A a huge round of applause and pride for raising your son to KNOW he has value, and to choosing the babysitters that would also encourage his ability to socialize happily:)

Your relatives may be absent or fools. You have balanced that by giving your child a comfort level with others that you (as of yet) are often too shy to trust or do yet.

moni said...

Well Betty, the photo is very pretty. I live in the desert and we get very little Fall color. So glad that you were able to get your ipod working again. I have already figured out that you are a great mom and so naturally, your son is going to be a great kid.

Sideways Chica said...

So nice to hear your voice Betty - I just killed my iphone so I sympathize with your itouch predicicament. ;-(

Ciao for now...

Sideways Chica said...
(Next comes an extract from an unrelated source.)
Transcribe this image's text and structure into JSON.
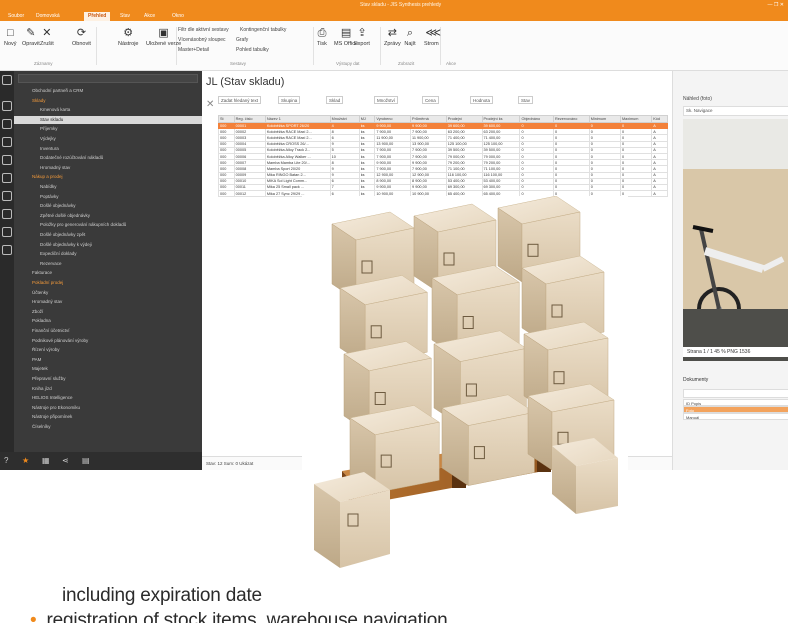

BTW... "predicicament" must be a new teri word for "i" "icky" issues... just kidding. sloppy typo - so sorry chica. Using new mac and not used to the keyboard yet.

Big Dave T said...

Kind of embarrassed that it's been so long since I've visited here. Shame on me. I remember some school person trying to talk me into joining the choir at some point, though now that I read your blog I wonder if they were trying to get me to join for social reasons since I was a shy child too. Someone, I think my brother, once said that "children raise themselves." I think there's some truth to that when you think about it.